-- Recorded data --
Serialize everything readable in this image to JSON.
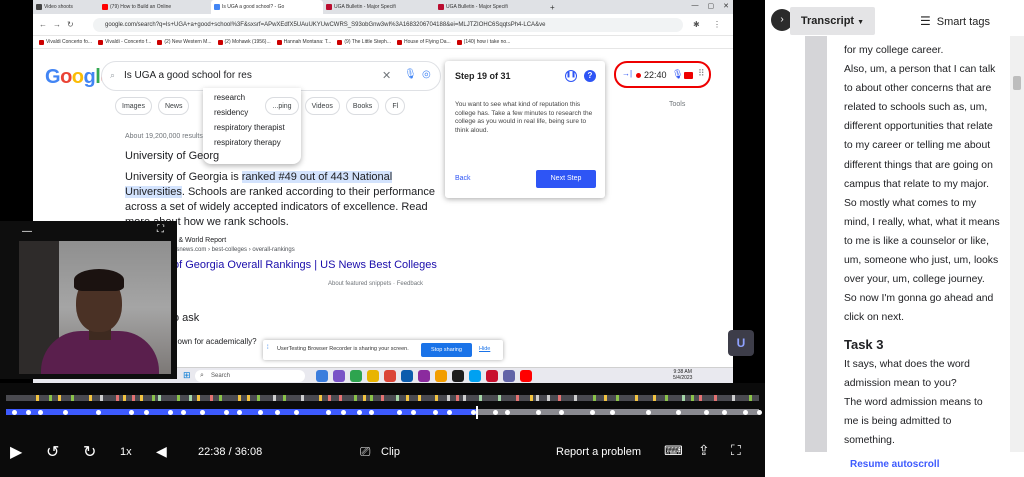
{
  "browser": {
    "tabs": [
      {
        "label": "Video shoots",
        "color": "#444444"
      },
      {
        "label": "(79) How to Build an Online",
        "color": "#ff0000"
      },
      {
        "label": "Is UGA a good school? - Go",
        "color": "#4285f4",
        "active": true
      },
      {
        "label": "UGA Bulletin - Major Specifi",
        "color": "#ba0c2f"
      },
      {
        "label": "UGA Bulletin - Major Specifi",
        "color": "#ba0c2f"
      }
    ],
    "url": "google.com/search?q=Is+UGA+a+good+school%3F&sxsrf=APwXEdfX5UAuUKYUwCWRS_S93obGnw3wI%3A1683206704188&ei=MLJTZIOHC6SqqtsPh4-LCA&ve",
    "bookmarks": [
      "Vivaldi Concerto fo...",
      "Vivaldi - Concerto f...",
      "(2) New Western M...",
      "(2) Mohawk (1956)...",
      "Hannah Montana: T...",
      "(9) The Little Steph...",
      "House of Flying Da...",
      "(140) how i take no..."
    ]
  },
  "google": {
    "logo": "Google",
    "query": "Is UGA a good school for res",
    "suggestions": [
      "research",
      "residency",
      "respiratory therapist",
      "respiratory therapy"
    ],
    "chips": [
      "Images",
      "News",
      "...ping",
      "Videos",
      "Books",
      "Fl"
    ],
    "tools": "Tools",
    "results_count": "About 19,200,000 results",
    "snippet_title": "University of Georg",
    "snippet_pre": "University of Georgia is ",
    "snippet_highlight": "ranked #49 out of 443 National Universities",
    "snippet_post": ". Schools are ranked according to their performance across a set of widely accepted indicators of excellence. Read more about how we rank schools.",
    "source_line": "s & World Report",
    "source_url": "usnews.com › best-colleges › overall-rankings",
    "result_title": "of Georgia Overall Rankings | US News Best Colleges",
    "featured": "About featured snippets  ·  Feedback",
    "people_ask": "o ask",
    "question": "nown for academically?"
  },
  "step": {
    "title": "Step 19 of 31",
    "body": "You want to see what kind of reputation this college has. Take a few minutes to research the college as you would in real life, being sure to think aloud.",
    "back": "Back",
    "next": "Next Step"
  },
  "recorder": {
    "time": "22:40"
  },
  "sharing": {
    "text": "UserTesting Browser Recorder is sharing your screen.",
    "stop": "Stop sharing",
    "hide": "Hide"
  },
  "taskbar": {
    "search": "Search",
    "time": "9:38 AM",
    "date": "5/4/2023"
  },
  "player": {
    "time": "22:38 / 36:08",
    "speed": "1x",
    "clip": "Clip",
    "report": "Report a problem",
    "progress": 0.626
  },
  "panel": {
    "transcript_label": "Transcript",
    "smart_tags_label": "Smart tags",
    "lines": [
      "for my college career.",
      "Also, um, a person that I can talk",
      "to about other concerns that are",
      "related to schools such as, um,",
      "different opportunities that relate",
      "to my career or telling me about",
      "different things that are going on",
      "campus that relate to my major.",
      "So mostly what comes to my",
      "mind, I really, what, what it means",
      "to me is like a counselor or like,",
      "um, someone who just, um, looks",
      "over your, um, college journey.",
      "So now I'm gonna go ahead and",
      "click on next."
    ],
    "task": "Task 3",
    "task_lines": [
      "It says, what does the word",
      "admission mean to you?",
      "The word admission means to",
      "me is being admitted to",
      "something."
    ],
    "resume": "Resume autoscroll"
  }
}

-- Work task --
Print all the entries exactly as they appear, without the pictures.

-- Solution --
Serialize everything readable in this image to JSON.
{
  "browser": {
    "tabs": [
      {
        "label": "Video shoots",
        "color": "#444444"
      },
      {
        "label": "(79) How to Build an Online",
        "color": "#ff0000"
      },
      {
        "label": "Is UGA a good school? - Go",
        "color": "#4285f4",
        "active": true
      },
      {
        "label": "UGA Bulletin - Major Specifi",
        "color": "#ba0c2f"
      },
      {
        "label": "UGA Bulletin - Major Specifi",
        "color": "#ba0c2f"
      }
    ],
    "url": "google.com/search?q=Is+UGA+a+good+school%3F&sxsrf=APwXEdfX5UAuUKYUwCWRS_S93obGnw3wI%3A1683206704188&ei=MLJTZIOHC6SqqtsPh4-LCA&ve",
    "bookmarks": [
      "Vivaldi Concerto fo...",
      "Vivaldi - Concerto f...",
      "(2) New Western M...",
      "(2) Mohawk (1956)...",
      "Hannah Montana: T...",
      "(9) The Little Steph...",
      "House of Flying Da...",
      "(140) how i take no..."
    ]
  },
  "google": {
    "logo": "Google",
    "query": "Is UGA a good school for res",
    "suggestions": [
      "research",
      "residency",
      "respiratory therapist",
      "respiratory therapy"
    ],
    "chips": [
      "Images",
      "News",
      "...ping",
      "Videos",
      "Books",
      "Fl"
    ],
    "tools": "Tools",
    "results_count": "About 19,200,000 results",
    "snippet_title": "University of Georg",
    "snippet_pre": "University of Georgia is ",
    "snippet_highlight": "ranked #49 out of 443 National Universities",
    "snippet_post": ". Schools are ranked according to their performance across a set of widely accepted indicators of excellence. Read more about how we rank schools.",
    "source_line": "s & World Report",
    "source_url": "usnews.com › best-colleges › overall-rankings",
    "result_title": "of Georgia Overall Rankings | US News Best Colleges",
    "featured": "About featured snippets  ·  Feedback",
    "people_ask": "o ask",
    "question": "nown for academically?"
  },
  "step": {
    "title": "Step 19 of 31",
    "body": "You want to see what kind of reputation this college has. Take a few minutes to research the college as you would in real life, being sure to think aloud.",
    "back": "Back",
    "next": "Next Step"
  },
  "recorder": {
    "time": "22:40"
  },
  "sharing": {
    "text": "UserTesting Browser Recorder is sharing your screen.",
    "stop": "Stop sharing",
    "hide": "Hide"
  },
  "taskbar": {
    "search": "Search",
    "time": "9:38 AM",
    "date": "5/4/2023"
  },
  "player": {
    "time": "22:38 / 36:08",
    "speed": "1x",
    "clip": "Clip",
    "report": "Report a problem",
    "progress": 0.626
  },
  "panel": {
    "transcript_label": "Transcript",
    "smart_tags_label": "Smart tags",
    "lines": [
      "for my college career.",
      "Also, um, a person that I can talk",
      "to about other concerns that are",
      "related to schools such as, um,",
      "different opportunities that relate",
      "to my career or telling me about",
      "different things that are going on",
      "campus that relate to my major.",
      "So mostly what comes to my",
      "mind, I really, what, what it means",
      "to me is like a counselor or like,",
      "um, someone who just, um, looks",
      "over your, um, college journey.",
      "So now I'm gonna go ahead and",
      "click on next."
    ],
    "task": "Task 3",
    "task_lines": [
      "It says, what does the word",
      "admission mean to you?",
      "The word admission means to",
      "me is being admitted to",
      "something."
    ],
    "resume": "Resume autoscroll"
  }
}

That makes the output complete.